About Face: Supervisor Gordon Mar initially recommended Jane Natoli’s appointment, but changed his mind for the confirmation vote.
Supervisor Mar, who voted to recommend Jane at the Rules Committee, said he just couldn’t ignore the organizations that wrote in opposition of her nomination, asserting that their “needs should be centered at SFMTA.”
Elected officials are certainly allowed to change their minds, especially when presented with new or compelling evidence. And yet the letters that attacked Jane’s candidacy did not make a case that her qualifications or experience made her unfit for the role. Instead, they made vague, fact-free generalizations, such as that she lacks “merit on the issues that matter.”
Pet·ti·fog·ging — adjective. Placing undue emphasis on petty details. As in, Pettifogging supervisors put politics over constituent needs during a pandemic.
Imagine if the school board only had 5 people instead of the full 7 to make decisions about reopening schools.

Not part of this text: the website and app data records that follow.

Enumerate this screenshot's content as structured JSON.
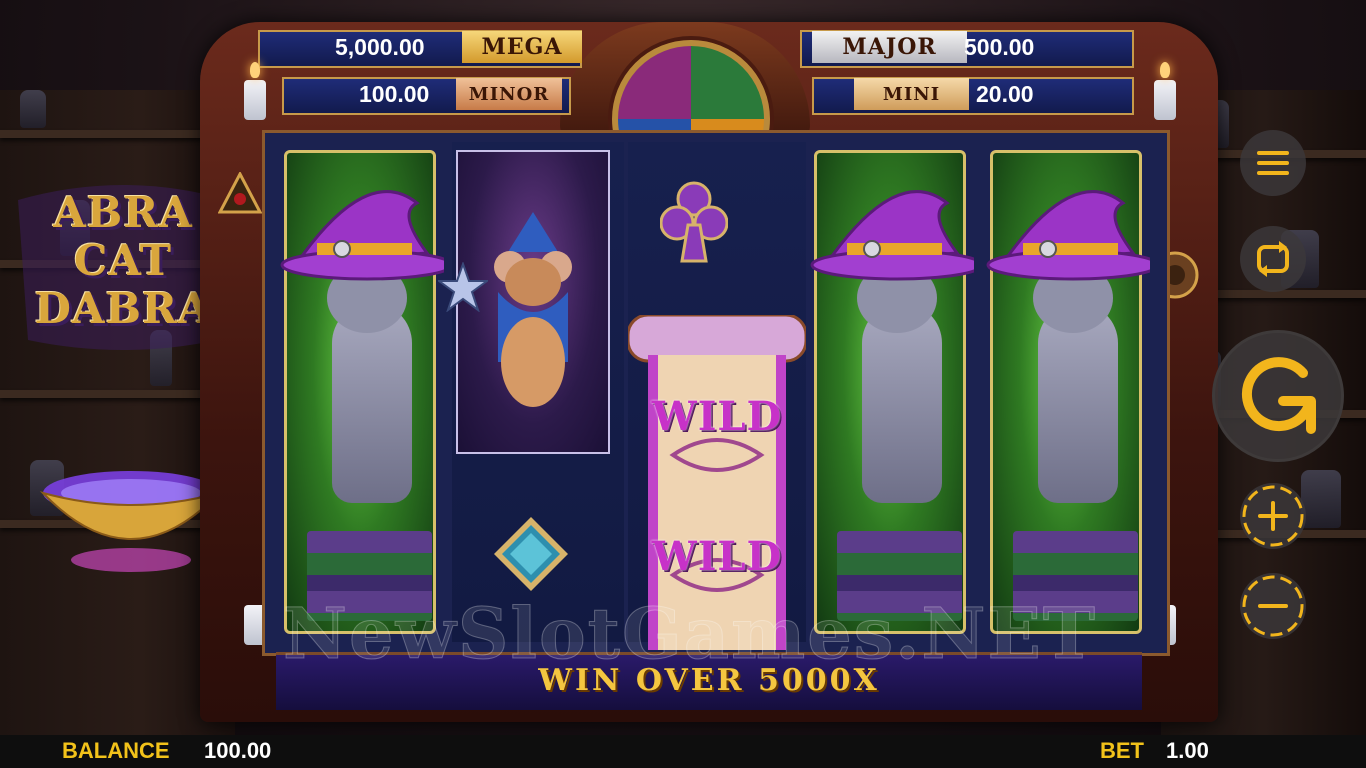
{
  "game": {
    "logo_lines": [
      "ABRA",
      "CAT",
      "DABRA"
    ],
    "logo_tm": "™"
  },
  "jackpots": {
    "mega": {
      "label": "MEGA",
      "value": "5,000.00"
    },
    "major": {
      "label": "MAJOR",
      "value": "500.00"
    },
    "minor": {
      "label": "MINOR",
      "value": "100.00"
    },
    "mini": {
      "label": "MINI",
      "value": "20.00"
    }
  },
  "reels": {
    "symbols": [
      [
        "cat-in-hat"
      ],
      [
        "mouse-wizard",
        "diamond"
      ],
      [
        "club",
        "wild-scroll"
      ],
      [
        "cat-in-hat"
      ],
      [
        "cat-in-hat"
      ]
    ],
    "wild_labels": [
      "WILD",
      "WILD"
    ]
  },
  "banner": {
    "text": "WIN OVER 5000X"
  },
  "watermark": "NewSlotGames.NET",
  "controls": {
    "icons": [
      "menu-icon",
      "autoplay-icon",
      "spin-icon",
      "bet-increase-icon",
      "bet-decrease-icon"
    ],
    "accent": "#f2b51c"
  },
  "status": {
    "balance_label": "BALANCE",
    "balance_value": "100.00",
    "bet_label": "BET",
    "bet_value": "1.00"
  },
  "colors": {
    "frame": "#6b2a1c",
    "reel_bg": "#1b2250",
    "gold": "#f2c21a",
    "wild": "#c732c8"
  }
}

Imagine if the Supreme Court had only 7 of the 9 to make decisions about disputes over the coronavirus pandemic.
While the Board of Supervisors voted to reject Cristina Rubke and Jane Natoli, they subsequently approved Sharon Lai to the SFMTA board. That means SFMTA now has 5 of 7 board members to make decisions that affect transportation policy across the city and region — decisions about which bus lines reopen and when, how to implement the Slow Streets program, and how to keep transit viable in a health and climate crisis.
700,000 people depend on Muni daily under typical circumstances, and thousands more rely on bike lanes and safe streets every day. Transit is essential.
In the words of Brian Wiedenmeier, executive director of the Bicycle Coalition, “SFMTA needs a functioning board in order for our transportation system to have any hope of recovering.”
Take Action with United Dems to Elect Pro-Transit Candidates to the Board of Supervisors.
Now is not the time for pettifogging. Find this series of events divisive and frustrating? Help our Club elect pro-transit, bridge-building candidates to the Board of Supervisors. Vote for our endorsed Supervisor candidates and sign up to volunteer for them in the coming weeks. We all need to #dothework to ensure we have a functioning and productive Board of Supervisors.